Since Ocean’s 11 release nearly two decades ago, the heist movie scene has been upgraded to a new level of brilliance. Heist movies have a way of drawing the viewer into a much-desired yet deeply suppressed need which humanity inherently have, to break free from the set structures of society, to break the rules and achieve the impossible. Through these scenes of brilliance, the villainous heroes are doing the dirty work for us, while the viewer remains consequence-free as handsome hunks and superhot women steal from the rich. Over the past years Danny Ocean and his courageous crew have managed to grip our attention many times, successfully pulling off a daring casino heist again and again, but what are the needed elements, the crucial ingredients to deliver on the perfect heist movie?
The structure of a great heist is often separated into three stages. A lot of time is spent on the planning phase, which is often the time when viewers get to know the personality of the characters. This stage is usually making up for the most significant time chunk of the screening time. The actual execution stage is the climax of the movie when it all comes together the crew overcomes specific unexpected challenges, and then very little time is spent on the escape from the crime scene. Nobody expects these heroes of the underworld to be caught. The fact that they do manage to walk away after pulling off something as daring as robbing the Bellagio is quite merely an afterthought.

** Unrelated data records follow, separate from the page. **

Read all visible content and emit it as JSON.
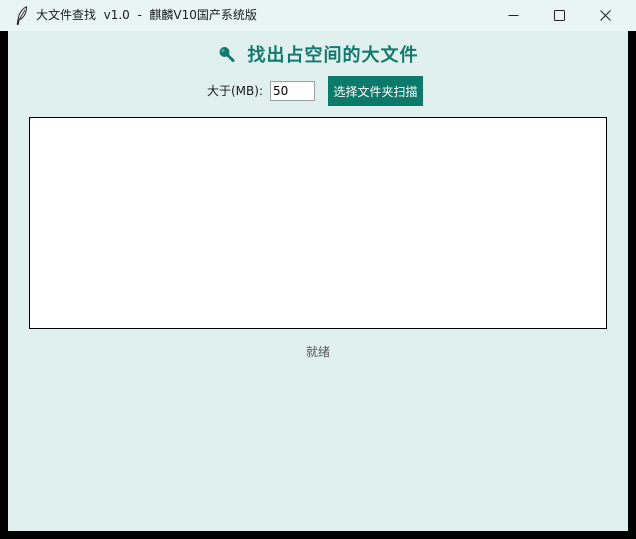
{
  "window": {
    "title": "大文件查找  v1.0  -  麒麟V10国产系统版",
    "icon": "feather-icon",
    "buttons": [
      "minimize-icon",
      "maximize-icon",
      "close-icon"
    ]
  },
  "header": {
    "icon": "magnifier-icon",
    "title": "找出占空间的大文件"
  },
  "controls": {
    "size_label": "大于(MB):",
    "size_value": "50",
    "scan_button_label": "选择文件夹扫描"
  },
  "results": {
    "items": []
  },
  "status": {
    "text": "就绪"
  },
  "colors": {
    "accent": "#0b7a6a",
    "heading": "#127a6c",
    "background": "#dff0ef",
    "titlebar": "#e9f4f5"
  }
}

This is vital the energy alive and viewers engaged. By this phase in the script, your audience is engaged and emotionally invested in the characters and an unexpected twist keep them that way. This is as a crucial part when individuals are added to perform the unexpected and the brilliant while the team usually have many crew members who don’t see eye-to-eye. This part often includes a humorous element.
Pulling off some of the most daring heists is never about the money alone. Yes, wealth is carrying a great allure, but in the perfect storyline, the robbery is driven by a desire, revenge, payback for some wrongs committed in past lives. Whatever the reason, the audience doesn’t care about the money; they care about why.
In no excellent heist movie has the viewers ever been rooting for anyone else than the villains. This is because they give their audience a reason to root for them. Through some twists in the tale, these criminals earn the affection, the support and the favour of their viewers again and again. The heist isn’t something that everyone would be able to do, yet it must be something that someone should be able to do. Being over the top and almost impossible is vital to success, but the viewers’ intelligence shouldn’t be underestimated. It should still be plausible.